So Mom and Dad got their revenge. As anyone who has spent time with a child wielding the popper can attest, it’s annoying. Very annoying. And loud. I’m not usually bothered by noise (especially lately), but its aggressive, awful popping sounds make me want to light it on fire.
My parents had to know this, of course. They were laughing as we cringed, which made Oliver run even faster with the popper. For a time, Ollie didn’t want to push it himself; he wanted us to chase him. So in addition to having a headache, my back would kill me from hunching over to push a toy designed for toddler hands.
I’ll cop to being a little miffed at my parents, even trying to reverse fate by offering to “let the popper live at Nana and Grandpa’s” (they declined). Obviously they knew they’d started a reign of terror. But I can’t really blame them, either. Dealing with irritating children’s toys? It’s a rite of passage. Just like hiding them. If Oliver looked closely, he might notice many items “missing” from his toy box. He’s a fortunate little guy with no shortage of gizmos — most gifted or passed along from family — to play with. Where he once favored books, we’re already losing him to the lure of screens and flashing lights. It is true that kids love bright, noisy, musical things, and we have plenty of them.
When my husband and I can take no more of a singing snowman, talking chicken or one of many remote-controlled cars Ollie runs over our feet, they have to go “nightnight.” Having recently been home with the kids on maternity leave, my list of really-have-to-gonight-night toys is longer than the current wait time at the MVA.

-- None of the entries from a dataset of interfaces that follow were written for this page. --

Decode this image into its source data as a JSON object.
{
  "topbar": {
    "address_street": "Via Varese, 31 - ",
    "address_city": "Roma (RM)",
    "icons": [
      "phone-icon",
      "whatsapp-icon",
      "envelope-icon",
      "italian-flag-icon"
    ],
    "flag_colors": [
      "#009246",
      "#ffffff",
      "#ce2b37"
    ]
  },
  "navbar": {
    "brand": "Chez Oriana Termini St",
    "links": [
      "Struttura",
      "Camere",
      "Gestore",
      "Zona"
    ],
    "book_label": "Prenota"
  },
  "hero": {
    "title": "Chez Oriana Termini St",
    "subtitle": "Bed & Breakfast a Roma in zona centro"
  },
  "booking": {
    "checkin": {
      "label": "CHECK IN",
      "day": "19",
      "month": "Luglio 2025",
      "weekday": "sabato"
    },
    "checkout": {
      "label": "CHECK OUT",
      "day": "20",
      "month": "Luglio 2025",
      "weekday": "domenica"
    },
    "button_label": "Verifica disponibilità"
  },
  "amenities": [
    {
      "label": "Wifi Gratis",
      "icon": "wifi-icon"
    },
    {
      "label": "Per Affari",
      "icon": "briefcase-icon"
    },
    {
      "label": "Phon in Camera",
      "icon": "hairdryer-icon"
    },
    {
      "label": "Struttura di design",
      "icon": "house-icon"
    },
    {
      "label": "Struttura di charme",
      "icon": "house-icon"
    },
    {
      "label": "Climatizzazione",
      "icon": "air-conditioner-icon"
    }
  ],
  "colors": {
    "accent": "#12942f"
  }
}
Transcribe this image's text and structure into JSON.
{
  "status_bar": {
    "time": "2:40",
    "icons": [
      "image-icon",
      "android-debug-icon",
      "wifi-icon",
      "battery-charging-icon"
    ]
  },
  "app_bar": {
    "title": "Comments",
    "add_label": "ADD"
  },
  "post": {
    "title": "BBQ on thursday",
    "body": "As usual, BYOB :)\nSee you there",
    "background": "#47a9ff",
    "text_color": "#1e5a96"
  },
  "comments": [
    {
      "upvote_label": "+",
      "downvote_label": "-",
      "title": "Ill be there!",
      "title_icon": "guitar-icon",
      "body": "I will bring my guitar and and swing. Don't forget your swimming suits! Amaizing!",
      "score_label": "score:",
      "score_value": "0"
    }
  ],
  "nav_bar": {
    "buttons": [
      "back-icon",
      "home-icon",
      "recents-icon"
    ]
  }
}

Of course, only a rookie would move a toy out from a kid’s nose in broad daylight. Like my desperation for him not to wake the baby, Ollie can sense when something is making me crazier than a Minion and will refuse to give it up. I’ve tried moving the worst offenders to his bedroom, where he never plays unattended, but he’ll inevitably grab them on his way back downstairs and lord them over us until bedtime.
Beginning hours earlier, Spencer and I will quietly mumble about which toys “need to disappear” after Oliver goes to sleep. You can’t accomplish this task until he’s headed for a solid 10 hours of rest; if you attempt to move anything during a short nap, he’ll catch on and act out. Typically by asking for said item (“Trac-tor! Trac-tor! Where’d it go? Where’d it go?”) until you break down, “finding” it just to stop the hollering.
Not that I’ve had any experience with that.
Most of the crazy-making toys do wind up in a pile in the basement, where we can bring them back in measured doses — and never all at once. Ollie can’t go down there, so the risk of him discovering that is low.
But, you see, we don’t always follow protocol. That’s when mistakes happen.
When the popper was really “bothering the baby” (OK — me), Spencer finally hid it behind a bookcase during one of Ollie’s naps. Our shelves sit at an angle bolted to the wall, which creates a small storage space behind them. It’s not visible unless you’re standing in a certain place in that room.
That area typically collects dust, so we decided to put it to good use collecting the broken pieces of my concentration . . . in the form of poppers and dancing robots.
Until Tuesday, anyway. Oliver was wandering around when he stopped by the bookcase, something in the shadows catching his eye. I tried to stay still, betraying nothing, but he started pointing.
Should I play dumb? His arms aren’t long enough to reach the popper himself; should I go for a distraction? He’s recently discovered the awesomeness of chocolate (“chock-o”). Let’s not pretend I’m above bribery.
In the end, I caved and brought the popper back out. Ollie hugged it to him, reunited with a lost friend, and ran off with that priceless toddler giggle.
Guess the popper will soon have to join its other pals in the basement — our only good hiding spot left.
Good thing Ollie can’t read.